10 Fair Housing Mistakes

It is easy for landlords find themselves in lawsuits due to fair housing regulations. Landlords often do not realize they are even violating any regulations. These are the top ten fair housing mistakes that people make.

  1. Failing to train everyone who interacts with customers on fair housing requirements. Train everyone from leasing, to management, to maintenance. If they talk to the public they need to be trained.

  2. Letting your maintenance team complete service requests in any order that they would like. To avoid any appearance of preferential treatment it is important that service team complete requests in the order which they came in.

  3. Not realizing that hoarding is a disability. If you encounter a resident that is hoarding, talk with your boss and figure out a solution.

  4. Telling a resident they may not have a service animal because you do not allow pets. A service animal is not considered a pet and you are required by law to allow them.

  5. Refusing to create a reserved parking spot for a tenant with a disability. Even if you already have plenty of handicap parking, work with your supervisor to accommodate the resident.

  6. Denying a rental application because you had a bad feeling about a customer. This violates fair housing laws and you must stick to your community’s qualification guidelines, despite personal feelings you may have.

  7. Not keeping good records about your leasing tours. It is important to document everything including the apartments you showed and the rental rates you offered.

  8. Not realizing your state or city has protected classes in addition to the federal fair housing laws. It is important to do your research and visit websites like www.HUD.gov or https://resources.hemlane.com/tenant-landlord-law/ to learn more about your state’s protected classes.

  9. Asking a prospective resident how many children they have. This may seem like an innocent question, but you do not want the potential tenant to think you are treating them differently because of their family size.

  10. Forbidding children from doing things. For example, stating “Children may not ride bikes on the sidewalk” is not allowed because they are part of a protected class and cannot be treated differently. Instead, the statement must be “No bike riding on the sidewalk”.

State Laws

Although there is a national fair housing standard, many states have adopted their own fair housing laws in order to expand on these protections. These include protections such as gender identity, source of income, age, and an individual’s sexual orientation.

Click your state below for a brief summary of its Fair Housing laws.

AL-AK-AR - CA - CT - DE - DC - FL - GA - HI - ID - IL - IN - IA - KS - KY - ME - MD - MA - MI - MN - MO - MT - NE - NV - NH - NJ - NM - NY - NC- ND - OH - OR - PA - RI - SC - SD - TN - VT - VA - WV - WI
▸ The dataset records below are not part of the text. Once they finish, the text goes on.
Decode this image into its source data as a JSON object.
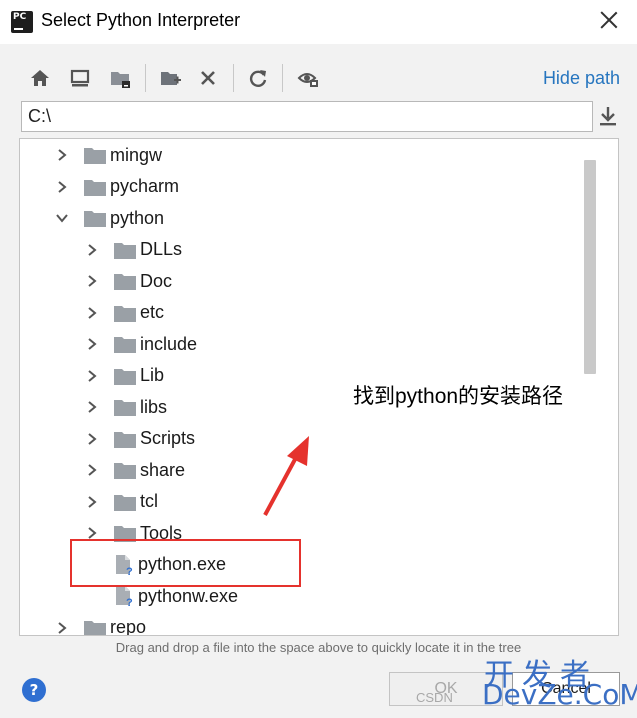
{
  "window": {
    "title": "Select Python Interpreter",
    "app_icon_text": "PC"
  },
  "toolbar": {
    "buttons": [
      {
        "name": "home-icon"
      },
      {
        "name": "desktop-icon"
      },
      {
        "name": "project-folder-icon"
      },
      {
        "name": "new-folder-icon"
      },
      {
        "name": "delete-icon"
      },
      {
        "name": "refresh-icon"
      },
      {
        "name": "show-hidden-icon"
      }
    ],
    "hide_path_label": "Hide path"
  },
  "path_field": {
    "value": "C:\\"
  },
  "tree": {
    "rows": [
      {
        "label": "mingw",
        "level": 0,
        "type": "folder",
        "expanded": false
      },
      {
        "label": "pycharm",
        "level": 0,
        "type": "folder",
        "expanded": false
      },
      {
        "label": "python",
        "level": 0,
        "type": "folder",
        "expanded": true
      },
      {
        "label": "DLLs",
        "level": 1,
        "type": "folder",
        "expanded": false
      },
      {
        "label": "Doc",
        "level": 1,
        "type": "folder",
        "expanded": false
      },
      {
        "label": "etc",
        "level": 1,
        "type": "folder",
        "expanded": false
      },
      {
        "label": "include",
        "level": 1,
        "type": "folder",
        "expanded": false
      },
      {
        "label": "Lib",
        "level": 1,
        "type": "folder",
        "expanded": false
      },
      {
        "label": "libs",
        "level": 1,
        "type": "folder",
        "expanded": false
      },
      {
        "label": "Scripts",
        "level": 1,
        "type": "folder",
        "expanded": false
      },
      {
        "label": "share",
        "level": 1,
        "type": "folder",
        "expanded": false
      },
      {
        "label": "tcl",
        "level": 1,
        "type": "folder",
        "expanded": false
      },
      {
        "label": "Tools",
        "level": 1,
        "type": "folder",
        "expanded": false
      },
      {
        "label": "python.exe",
        "level": 1,
        "type": "file"
      },
      {
        "label": "pythonw.exe",
        "level": 1,
        "type": "file"
      },
      {
        "label": "repo",
        "level": 0,
        "type": "folder",
        "expanded": false
      }
    ]
  },
  "annotation": {
    "text": "找到python的安装路径",
    "color": "#e5322d"
  },
  "hint": "Drag and drop a file into the space above to quickly locate it in the tree",
  "buttons": {
    "ok": "OK",
    "cancel": "Cancel",
    "help": "?"
  },
  "watermark": {
    "line1": "开发者",
    "line2": "DevZe.CoM",
    "line3": "CSDN"
  },
  "colors": {
    "accent_link": "#2675bf",
    "annotation_red": "#e5322d",
    "folder_gray": "#9aa0a6"
  }
}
Reporting a Fair Housing Claim

Here is the step-by-step process a tenant should take if they believe that they have been discriminated against in violation of the Fair Housing Act:
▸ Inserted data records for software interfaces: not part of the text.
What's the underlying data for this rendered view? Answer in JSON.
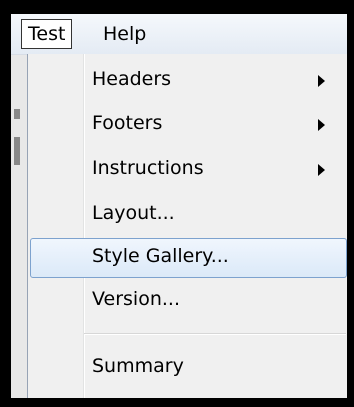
{
  "menubar": {
    "items": [
      {
        "label": "Test",
        "active": true
      },
      {
        "label": "Help",
        "active": false
      }
    ]
  },
  "menu": {
    "items": [
      {
        "label": "Headers",
        "submenu": true
      },
      {
        "label": "Footers",
        "submenu": true
      },
      {
        "label": "Instructions",
        "submenu": true
      },
      {
        "label": "Layout..."
      },
      {
        "label": "Style Gallery...",
        "highlighted": true
      },
      {
        "label": "Version..."
      },
      {
        "label": "Summary"
      }
    ]
  },
  "colors": {
    "highlight_border": "#7da2ce",
    "menu_background": "#f0f0f0"
  }
}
Step 1: File a report with HUD (Department of Housing and Urban Development). An affronted person may also file a private civil suit or work directly with an agency that HUD approves of.

Step 2: Once a complaint is submitted, HUD investigates the case and determines whether or not there is reasonable cause to believe that discrimination occurred.

Step 3: If it is determined that there is reasonable cause to believe that discrimination occurred, HUD will issue a Determination of Reasonable Cause and a Charge of Discrimination.

Step 4: The plaintiff can then decided whether to take the case to federal court or conduct and administrative hearing. If the judge finds that discrimination did occur, the violator may be ordered to compensate the plaintiff for damages, make housing available, pay a civil penalty and/or pay reasonable attorney’s fees.